“Can You Hear Me Now?” A conversation and homecoming with Celina Caesar-Chavannes

When and Where

Monday, May 17, 2021 7:00 pm to 8:30 pm


Celina Caesar-Chavannes


This event has been cancelled in solidarity with the The Canadian Association of University Teachers (CAUT) censurehttps://twitter.com/iamcelinacc/status/1389958566447091713

Join New College and the Caribbean Studies Program for a discussion with esteemed New College alumna Celina Caesar-Chavannes (NEW ’98) as she shares from her recently published memoir Can You Hear Me Now?. Moderated by Dr. Melanie Newton, this engaging discussion will focus on Ms. Caesar-Chavannes’ early years and time at New College, successful career and move into political life as the first Black MP of Whitby, and the challenges she encountered and overcame.

Celina Caesar-Chavannes is a business consultant, coach and international speaker. She currently serves as the Sr. Advisor, EDI Initiatives and Adjunct Lecturer at Queen’s University and her book, “Can You Hear Me Now?” was published by Penguin Random House Canada in February 2021. She was the former Member of Parliament for Whitby, Parliamentary Secretary to Prime Minister Justin Trudeau and Parliamentary Secretary for International Development.
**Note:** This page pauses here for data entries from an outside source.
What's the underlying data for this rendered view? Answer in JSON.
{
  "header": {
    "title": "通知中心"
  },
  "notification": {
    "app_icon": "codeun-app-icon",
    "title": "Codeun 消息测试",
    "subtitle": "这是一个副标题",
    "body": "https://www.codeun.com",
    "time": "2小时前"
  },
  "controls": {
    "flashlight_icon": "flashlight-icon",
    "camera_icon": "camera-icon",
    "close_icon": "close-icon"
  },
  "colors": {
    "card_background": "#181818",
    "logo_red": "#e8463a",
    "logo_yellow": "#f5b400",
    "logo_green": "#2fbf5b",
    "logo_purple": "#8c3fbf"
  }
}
During her term as a Member of Parliament, Celina was awarded several distinctions including a feature in the April 2018 edition of O (Oprah Winfrey) Magazine entitled, “What would you stand up for and named Chatelaine Magazine’s Woman of the Year (2019). She has a Bachelor of Science, an MBA in Healthcare Management and an Executive MBA from the Rotman School of Management.

She can be followed on all social media platforms @iamcelinacc
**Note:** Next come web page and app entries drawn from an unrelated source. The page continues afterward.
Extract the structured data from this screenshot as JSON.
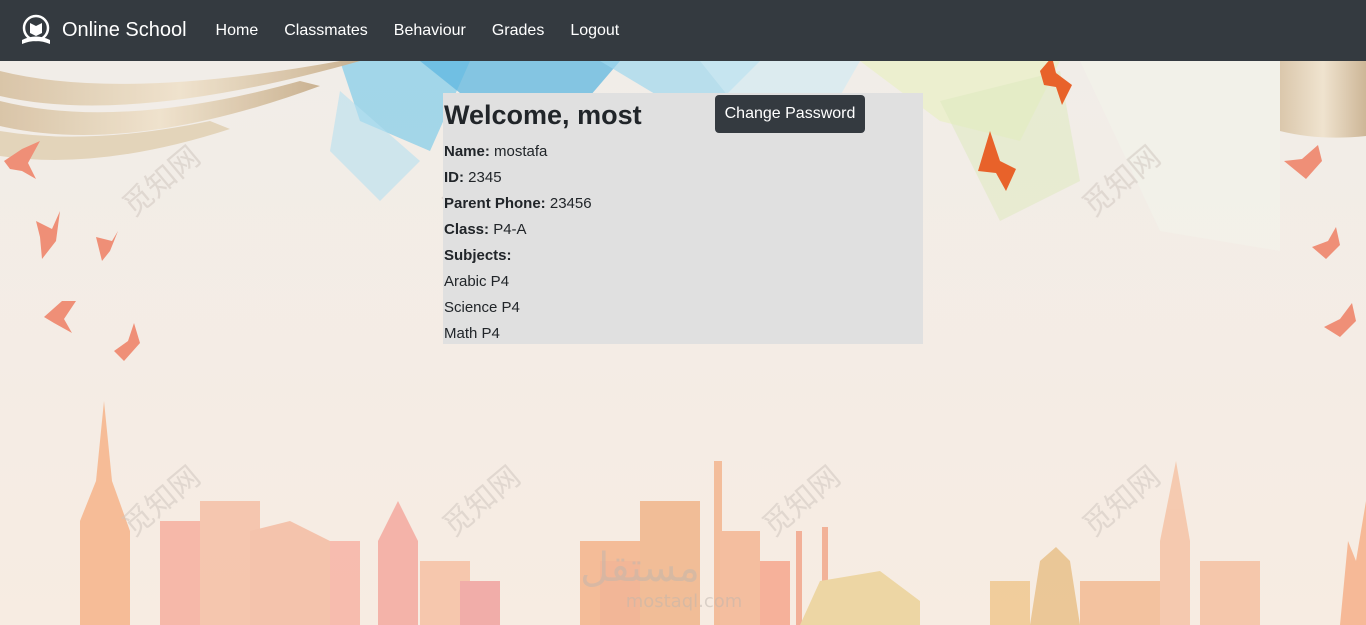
{
  "nav": {
    "brand": "Online School",
    "links": [
      "Home",
      "Classmates",
      "Behaviour",
      "Grades",
      "Logout"
    ]
  },
  "profile": {
    "welcome_prefix": "Welcome,",
    "user": "most",
    "change_password_label": "Change Password",
    "name_label": "Name:",
    "name": "mostafa",
    "id_label": "ID:",
    "id": "2345",
    "parent_phone_label": "Parent Phone:",
    "parent_phone": "23456",
    "class_label": "Class:",
    "class": "P4-A",
    "subjects_label": "Subjects:",
    "subjects": [
      "Arabic P4",
      "Science P4",
      "Math P4"
    ]
  },
  "watermark": {
    "chars": "觅知网",
    "brand_ar": "مستقل",
    "brand_url": "mostaql.com"
  },
  "colors": {
    "navbar": "#343a40",
    "card": "#e0e0e0",
    "button": "#343a40",
    "bird_orange": "#e8622a",
    "bird_salmon": "#ef8f77"
  }
}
Moderator Dr. Melanie J. Newton, Associate Professor of History, is the author of The Children of Africa in the Colonies: Free People of Color in Barbados in the Age of Emancipation (Baton Louisiana State University Press, 2008) and other scholarly articles and book chapters on gender, slavery and slave emancipation. Recent and forthcoming publications include Melanie J. Newton, “Returns to a Native Land? Indigeneity and Decolonization in the Anglophone Caribbean” (Small Axe vol. 41, July 2013, pp. 108-122) and Stefanie Kennedy and Melanie J. Newton, “The Hauntings of Slavery: Colonialism and the Disabled Body in the Caribbean,” in Shaun Grech and Karen Soldatic eds., Disability in the Global South (Springer, 2017). She is also the co-editor, with Matthew Smith, of two Small Axe special issues on “Caribbean Historiography” (43 and 44, March and July 2014).


New College and Caribbean Studies